South Africa's “Rainbird” - the lovely but nasty Burchell's Coucal the bird that predicts the rain
“Suddenly a bird's notes floated up to me from the bush that lined a stream at the foot of the hill on which the mission house stood: 'Boo-o-o, boo-boo-boo-boo-boo'. Clear and flute-like came the call. Beginning on a high, long-drawn note, it descended the scale rapidly, then rose again to a point near the beginning. Had the great god Pan come from Arcadia to blow his pipes among these African reeds? It was like the sound of water bubbling from some cool spring hidden deep in the bush. Further down the river another bird answered immediately. A third chimed in from a spot midway between the two, the a other and another, till the valley became a veritable orchestra of joyous sound.” - From Dr Basil Holt's Where Rainbirds Call (Howard Timmins, Cape Town, 1972).

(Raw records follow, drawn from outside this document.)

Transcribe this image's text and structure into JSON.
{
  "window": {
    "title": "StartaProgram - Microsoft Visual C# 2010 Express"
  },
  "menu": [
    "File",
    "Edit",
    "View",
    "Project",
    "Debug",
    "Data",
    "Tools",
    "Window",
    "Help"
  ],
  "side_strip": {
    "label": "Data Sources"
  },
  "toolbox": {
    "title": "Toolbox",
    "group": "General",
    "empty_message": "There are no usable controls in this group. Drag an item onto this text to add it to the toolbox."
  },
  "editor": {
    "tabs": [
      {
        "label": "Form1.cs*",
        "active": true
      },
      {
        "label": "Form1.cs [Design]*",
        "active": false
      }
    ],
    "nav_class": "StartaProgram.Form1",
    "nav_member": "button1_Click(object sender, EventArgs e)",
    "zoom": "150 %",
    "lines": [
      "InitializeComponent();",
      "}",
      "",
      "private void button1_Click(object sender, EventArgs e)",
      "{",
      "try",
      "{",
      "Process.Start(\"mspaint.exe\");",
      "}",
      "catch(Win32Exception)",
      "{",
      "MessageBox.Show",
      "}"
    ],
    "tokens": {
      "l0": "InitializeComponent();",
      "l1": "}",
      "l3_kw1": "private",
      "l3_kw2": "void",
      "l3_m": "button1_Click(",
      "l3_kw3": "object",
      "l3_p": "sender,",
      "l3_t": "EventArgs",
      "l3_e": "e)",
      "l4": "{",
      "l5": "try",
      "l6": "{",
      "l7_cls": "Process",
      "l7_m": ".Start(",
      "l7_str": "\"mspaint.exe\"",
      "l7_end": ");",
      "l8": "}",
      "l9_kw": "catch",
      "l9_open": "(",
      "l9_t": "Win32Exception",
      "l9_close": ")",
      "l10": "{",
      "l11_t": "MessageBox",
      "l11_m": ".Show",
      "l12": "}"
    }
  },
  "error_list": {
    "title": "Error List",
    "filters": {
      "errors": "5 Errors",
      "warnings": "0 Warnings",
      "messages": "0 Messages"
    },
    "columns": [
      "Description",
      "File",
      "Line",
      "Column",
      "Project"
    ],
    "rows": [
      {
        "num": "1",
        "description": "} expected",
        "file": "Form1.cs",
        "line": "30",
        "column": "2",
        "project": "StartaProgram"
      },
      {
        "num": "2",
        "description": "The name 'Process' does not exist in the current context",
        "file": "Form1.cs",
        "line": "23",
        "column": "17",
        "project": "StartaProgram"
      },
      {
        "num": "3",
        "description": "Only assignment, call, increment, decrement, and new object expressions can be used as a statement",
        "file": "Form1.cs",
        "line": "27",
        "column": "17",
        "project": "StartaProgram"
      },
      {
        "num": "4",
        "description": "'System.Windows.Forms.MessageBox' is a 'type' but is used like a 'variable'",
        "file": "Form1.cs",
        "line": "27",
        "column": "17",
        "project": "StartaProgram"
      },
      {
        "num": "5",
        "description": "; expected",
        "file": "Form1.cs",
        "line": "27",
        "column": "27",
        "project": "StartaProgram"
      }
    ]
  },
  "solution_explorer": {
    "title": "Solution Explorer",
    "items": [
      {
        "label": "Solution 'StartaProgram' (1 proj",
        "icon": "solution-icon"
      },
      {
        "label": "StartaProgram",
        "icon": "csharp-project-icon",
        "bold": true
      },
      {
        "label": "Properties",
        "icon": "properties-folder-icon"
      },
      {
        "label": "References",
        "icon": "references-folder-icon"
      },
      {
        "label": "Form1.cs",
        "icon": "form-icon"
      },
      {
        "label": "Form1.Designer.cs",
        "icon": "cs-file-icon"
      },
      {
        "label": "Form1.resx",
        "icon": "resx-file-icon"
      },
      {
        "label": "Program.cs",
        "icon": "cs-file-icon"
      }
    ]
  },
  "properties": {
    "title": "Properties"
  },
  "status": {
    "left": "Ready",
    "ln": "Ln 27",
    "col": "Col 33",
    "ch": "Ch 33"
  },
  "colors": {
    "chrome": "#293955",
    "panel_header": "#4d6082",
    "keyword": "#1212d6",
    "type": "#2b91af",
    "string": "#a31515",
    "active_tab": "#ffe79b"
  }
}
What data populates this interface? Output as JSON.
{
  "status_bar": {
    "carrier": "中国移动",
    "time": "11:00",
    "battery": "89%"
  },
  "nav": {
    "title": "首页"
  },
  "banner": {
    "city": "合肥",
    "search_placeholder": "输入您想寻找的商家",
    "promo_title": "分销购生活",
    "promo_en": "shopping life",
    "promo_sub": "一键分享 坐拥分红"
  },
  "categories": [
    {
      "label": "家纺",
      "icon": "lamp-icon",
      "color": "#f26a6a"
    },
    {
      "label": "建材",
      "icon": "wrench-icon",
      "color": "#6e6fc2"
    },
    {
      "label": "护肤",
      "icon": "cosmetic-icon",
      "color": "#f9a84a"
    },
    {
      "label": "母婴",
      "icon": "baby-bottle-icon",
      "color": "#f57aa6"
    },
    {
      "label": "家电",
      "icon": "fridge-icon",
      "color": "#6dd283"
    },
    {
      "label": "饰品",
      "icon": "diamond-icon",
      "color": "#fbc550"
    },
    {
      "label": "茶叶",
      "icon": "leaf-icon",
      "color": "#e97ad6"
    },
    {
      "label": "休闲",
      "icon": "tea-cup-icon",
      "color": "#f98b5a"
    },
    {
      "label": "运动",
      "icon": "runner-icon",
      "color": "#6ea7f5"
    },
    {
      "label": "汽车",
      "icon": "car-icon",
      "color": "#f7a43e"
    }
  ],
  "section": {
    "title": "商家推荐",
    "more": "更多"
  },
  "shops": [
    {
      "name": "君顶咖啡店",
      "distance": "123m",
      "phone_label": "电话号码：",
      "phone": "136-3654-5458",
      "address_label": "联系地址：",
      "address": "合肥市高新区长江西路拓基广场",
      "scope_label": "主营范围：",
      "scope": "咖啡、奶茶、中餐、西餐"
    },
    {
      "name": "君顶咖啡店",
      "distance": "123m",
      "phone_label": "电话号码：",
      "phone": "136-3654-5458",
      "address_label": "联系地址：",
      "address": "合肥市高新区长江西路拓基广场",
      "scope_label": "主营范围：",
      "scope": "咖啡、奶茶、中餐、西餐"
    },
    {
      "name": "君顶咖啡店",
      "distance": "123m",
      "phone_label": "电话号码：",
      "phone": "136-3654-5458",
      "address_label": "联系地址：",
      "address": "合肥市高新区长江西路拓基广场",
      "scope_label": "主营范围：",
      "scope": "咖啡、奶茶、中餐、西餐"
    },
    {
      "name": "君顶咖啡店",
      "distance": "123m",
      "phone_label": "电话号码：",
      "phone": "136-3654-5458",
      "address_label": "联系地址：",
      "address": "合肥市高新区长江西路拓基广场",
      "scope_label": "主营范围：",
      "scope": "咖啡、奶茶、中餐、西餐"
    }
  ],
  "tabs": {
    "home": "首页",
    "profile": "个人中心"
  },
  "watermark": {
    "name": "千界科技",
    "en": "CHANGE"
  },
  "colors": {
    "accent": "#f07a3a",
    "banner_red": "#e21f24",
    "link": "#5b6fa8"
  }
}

During the past few days I have been delighted to hear what South African poet Douglas Livingstone called “the rainbird's liquid note” from the trees between our house and the next door neighbour's. It is the lovely call of the Burchell's Coucal (Centropus superciliosus), colloquially known as the rainbird, because it seems to call most often in periods of high humidity, leading to the belief that it foretells rain.
This bird is a shy but beautiful one, with lovely chestnut-brown back and wing feathers and a long, floppy tail with some marked bands in its upper parts. It does come into suburban gardens but tends not to show itself too readily.
As noted by Dr Basil Holt in his book on the Transkei, Where Rainbirds Call , it is a bird particularly associated with the former Transkei region of the Eastern Cape Province of South Africa: “It may be true, as the bird books tell us, that it is found as far north as Tanzania and Malawi. I do not know. For me it is forever associated with the scenes of my youth: the Matiwane Mountains, shadowed and cool above Umtata, the deep recesses of the forest at Ngcwanguba, where old Tshiwo the Xhosa chief has lain buried since 1702, and the Mount Packard Mission that looks down the valley to the sea, where the ships sail by on their way to Durban.”
It is the eating habits of this bird that lead me to call it “nasty” - and I admit that is an anthropomorphism indeed. The Burchell's Coucal is a voracious bird which eats almost any prey smaller than itself, and it's quite a large bird, and is particularly partial to young nestlings and the eggs of other birds. For these it will frequently raid the nests of other birds and devour whatever it finds there, to the evident dismay of many of the owners of the nests. Not a nice thing to do from a human point of view, but it is after all a wild bird and will do what it has to to survive.
C.J. Vernon, writing in the magnificent survey of Southern African birds, The Complete Book of Southern African Birds , compiled by P.J. Ginn, W.G. McIlleron and P. le S. Milstein (Struik, 1989) wrote that Coucals are also sometimes the prey: “There are records of Burchell's Coucals being taken by eagles, and at the prey-plucking site of a Black Sparrowhawk near East London I found the feathers of an adult Burchell's Coucal.”
This bird is in fact found as far north as Ethiopia, in Kenya, Malawi, Zimbabwe and Tanzania. It is found in the highveld region of South Africa and to the north, as well as on the coastal regions from Maputo to the Western Cape.
The birds which have been delighting me with their music for the past few days seem to have found a home in the thatched roof of the neighbouring house. We have spotted three birds so far.
It is always special to see one of these birds, because they are beautiful and have an aura about them, no doubt partly due to their shyness but also to their rain-predicting reputation.
"The Rainbird" by Douglas Livingstone
One day you turned to me and said "Goodbye",
"We're all washed up," and "Better we should part."
Then as my spirit jerked and bobbed afloat
I drowned in unreality to lie
Upon a muddy world that leaned awry
With Bubbles, weed, old boots and fishy dart.
Then from this depth I stood, absurd, remote,
And drifted out.
Beneath a filmy sky
I paused to listen to my flustered heart
And heard instead he rainbird's liquid note.
I surfaced, walking with a firmer tread
And joined the rainbird in his mournful art,
but as the cricket in his plastic coat,
I gaily chirruped how my love was dead.
The text and all images on this page, unless otherwise indicated, are by Tony McGregor who hereby asserts his copyright on the material. Should you wish to use any of the text or images feel free to do so with proper attribution and, if possible, a link back to this page. Thank you.
© Tony McGregor 2010
More by this Author
Indians arrived in South Africa as indentured labourers in 1860. This Hub celebrates 150 years of their contribution to South African culture.
South Africa is my home, my birthplace, and in spite of many problems and issues that still exist in the country I would not change it for anything.
Empathy is an attitude and more than that, it is a skill that can be used to deepen all kinds of relationships - at work and at home.